▶ **Exercise objective**: Collect all lines containing the word "Live" from the data.

[Start of section]

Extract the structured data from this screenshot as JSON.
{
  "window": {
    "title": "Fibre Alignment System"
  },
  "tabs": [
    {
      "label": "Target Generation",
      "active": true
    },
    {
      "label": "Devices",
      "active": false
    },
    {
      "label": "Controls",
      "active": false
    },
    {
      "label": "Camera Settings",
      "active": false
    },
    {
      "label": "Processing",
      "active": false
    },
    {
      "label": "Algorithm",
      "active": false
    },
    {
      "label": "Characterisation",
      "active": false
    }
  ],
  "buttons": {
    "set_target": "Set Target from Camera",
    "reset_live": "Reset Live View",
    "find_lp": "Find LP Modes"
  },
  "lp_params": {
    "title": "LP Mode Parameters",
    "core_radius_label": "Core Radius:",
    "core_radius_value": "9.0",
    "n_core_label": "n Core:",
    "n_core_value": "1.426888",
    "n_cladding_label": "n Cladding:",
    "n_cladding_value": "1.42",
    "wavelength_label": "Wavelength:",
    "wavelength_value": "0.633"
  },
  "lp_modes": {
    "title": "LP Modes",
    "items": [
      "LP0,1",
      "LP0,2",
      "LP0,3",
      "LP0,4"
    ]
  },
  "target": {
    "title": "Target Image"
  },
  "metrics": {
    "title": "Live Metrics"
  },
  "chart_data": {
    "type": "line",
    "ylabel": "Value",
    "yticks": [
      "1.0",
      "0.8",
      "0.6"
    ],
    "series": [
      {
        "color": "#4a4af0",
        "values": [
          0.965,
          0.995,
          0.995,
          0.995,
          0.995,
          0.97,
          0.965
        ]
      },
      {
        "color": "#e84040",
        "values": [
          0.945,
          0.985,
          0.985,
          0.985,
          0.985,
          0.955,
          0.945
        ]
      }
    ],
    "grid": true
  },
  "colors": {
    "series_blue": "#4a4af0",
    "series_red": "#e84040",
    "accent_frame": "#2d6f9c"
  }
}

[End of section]

▶ **Output for this exercise**:
    "reset_live": "Reset Live View",
    "title": "Live Metrics"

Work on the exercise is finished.